by Nathan Hare
Danish death metal band Undergang’s fourth full-length album, Misantropologi, has something for all fans of death metal. It has a Swedeath chainsaw guitar tone, Autopsy-style lurching depravity, and the rumbling menace of Bolt Thrower—all topped off with disgustingly deep vocals and the general weirdness of Finnish death metal. Its songs are brutal and compact, but the album packs in a ton of riffs and morbid atmosphere in 28 minutes. Undergang is a band that seems to get filthier with each release, and Misantropologi might be the best thing they’ve ever done.
Unaussprechlichen Kulten – Keziah Lilith Medea (Chapter X)
by Shawn Miller
Taking equal parts Lovecraftian mythos and blasphemous Satanism, Chile’s long-running death metal miscreants Unaussprechlichen Kulten warp minds with a craggy alien soundscape that might just be the death metal album of the year, thus far. Dissonant without delving into caverncore-tinged dissodeath, alien yet coherently and spectacularly structured, and unabashedly heavy in scope—Keziah Lilith Medea (Chapter X) is the album that we’ve all been patiently waiting twenty years for Unaussprechlichen Kulten to release.
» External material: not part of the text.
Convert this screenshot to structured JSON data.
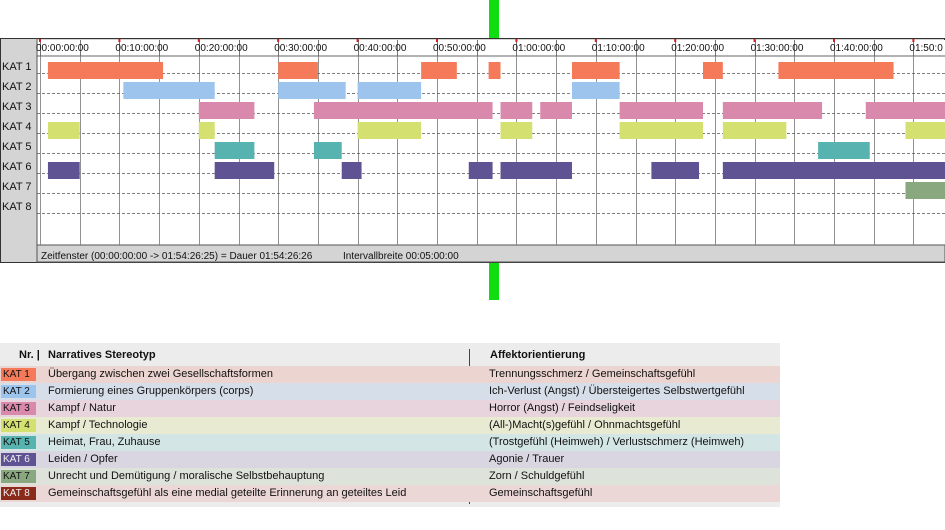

Take the shear brutality of Immolation and Incantation; mix in some jarring, technical flourishes; blend into an eerie, occult, and alien landscape; and you’ll have a slightly foggy idea of what is going on here.
Anthriel – Transcendence
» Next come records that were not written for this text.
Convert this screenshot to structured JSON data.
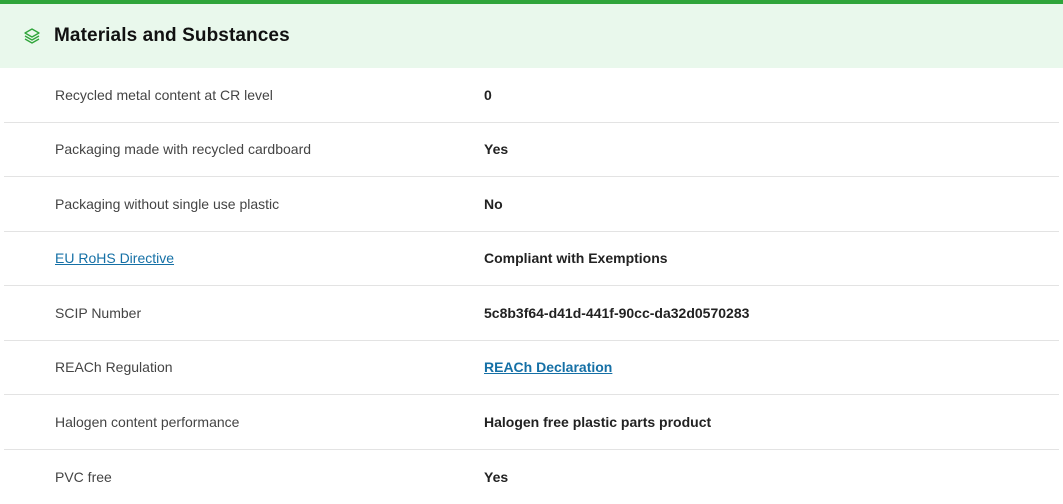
{
  "section": {
    "title": "Materials and Substances",
    "icon": "layers-icon",
    "accent_color": "#2fa53a",
    "header_bg": "#e9f8ec",
    "link_color": "#1570a6"
  },
  "rows": [
    {
      "label": "Recycled metal content at CR level",
      "value": "0"
    },
    {
      "label": "Packaging made with recycled cardboard",
      "value": "Yes"
    },
    {
      "label": "Packaging without single use plastic",
      "value": "No"
    },
    {
      "label": "EU RoHS Directive",
      "value": "Compliant with Exemptions"
    },
    {
      "label": "SCIP Number",
      "value": "5c8b3f64-d41d-441f-90cc-da32d0570283"
    },
    {
      "label": "REACh Regulation",
      "value": "REACh Declaration"
    },
    {
      "label": "Halogen content performance",
      "value": "Halogen free plastic parts product"
    },
    {
      "label": "PVC free",
      "value": "Yes"
    }
  ]
}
by Eric Ward
It took seven years for Finnish Progressive Metal outfit Anthriel to release their sophomore album but this album was worth the wait. Showcasing a crunchier sound, this album takes influence from both Dream Theater and Symphony X but manages to outclass the recent output from both bands. Anthriel’s creative strength lies in catchy yet interesting guitar solos and incredibly diverse keyboards, including a tubular bells cover and aquatic keyboards on “Oath of Darkness.” This album may be a touch light on riffs but it progresses almost constantly—sporting the best closing track in recent memory with “Fallen Souls,” which never feels long-winded despite being just over 19 minutes long.
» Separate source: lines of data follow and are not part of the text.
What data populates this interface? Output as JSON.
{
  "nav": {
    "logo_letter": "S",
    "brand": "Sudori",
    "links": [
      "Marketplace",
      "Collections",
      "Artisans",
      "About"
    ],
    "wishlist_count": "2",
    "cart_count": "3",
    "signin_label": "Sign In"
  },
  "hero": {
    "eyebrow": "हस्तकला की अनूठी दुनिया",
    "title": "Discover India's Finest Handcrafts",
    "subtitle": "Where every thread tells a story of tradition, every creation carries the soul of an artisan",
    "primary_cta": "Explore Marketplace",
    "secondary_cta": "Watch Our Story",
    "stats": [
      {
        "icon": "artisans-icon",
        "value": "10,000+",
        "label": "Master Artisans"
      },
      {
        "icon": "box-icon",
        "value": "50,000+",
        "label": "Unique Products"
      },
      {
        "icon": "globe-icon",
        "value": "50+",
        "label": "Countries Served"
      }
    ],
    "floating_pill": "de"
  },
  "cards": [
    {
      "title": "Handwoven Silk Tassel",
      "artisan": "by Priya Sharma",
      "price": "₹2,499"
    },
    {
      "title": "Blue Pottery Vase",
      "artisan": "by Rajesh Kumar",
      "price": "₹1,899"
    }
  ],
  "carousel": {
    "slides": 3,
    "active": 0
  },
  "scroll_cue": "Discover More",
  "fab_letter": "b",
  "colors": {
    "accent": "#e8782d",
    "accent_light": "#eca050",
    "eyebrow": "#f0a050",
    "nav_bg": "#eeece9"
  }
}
Anathema – The Optimist
by Neil Bird
Anathema have been held in high regard from various eras of their career. While the music has changed over the years, the band has only improved and gotten more impressive. The Optimist is another beautiful addition to their catalogue, and proves they’re in a league all of their own. The personal highlight of the album is the track “Springfield,” which hit very deeply on my initial listen that tears began to well up in my eyes. I can’t say that about much. This album is definitely a highlight in 2017.
Unleash The Archers – Apex
by Larry Best
Early as it is, Unleash The Archers may have already released “album of the year” material. The Canadians’ fourth full-length may have diluted the melodic death metal influences of old, but Apex still has those characteristic harsh vocals adding the extra dimension to these expansive songs. As if the songs even need an extra dimension! Such colossal compositions which simultaneously push the boundaries of power metal whilst retaining that trad metal/Iron Maiden worship vibe. From the driving pace of the hard-rockin’ “Shadow Guide”, to the introspective expanse of the title-track, Apex is loaded with soaring choruses and blazing solos that would make Jeff Waters blush.
Duskmourn – Of Shadow and Flames
By Alex Melzer
Duskmourn are one of these bands that nobody knows, but that can pretty much wipe the floor with good parts of the more established bands. Drawing from a fairly wide range of influences, Of Shadow and Flame takes the intensity of death metal, the atmosphere of folk metal (far transcending the jaunty and jolly frolics though the port district’s mead halls) and an amazing sensitivity to tempo changes, grandiose melodies and well executed dynamics, creating a whole that definitely exceeds the sum of its single parts—taking the listener onto a journey that feeds off ever changing intensities, moods and more, while maintaining a remarkable and always immediate catchiness without ever gliding off into the shallow waters of predictability. Of Shadow and Flame and Duskmourn are one of the reasons, why the future of metal still shines bright.
and the year before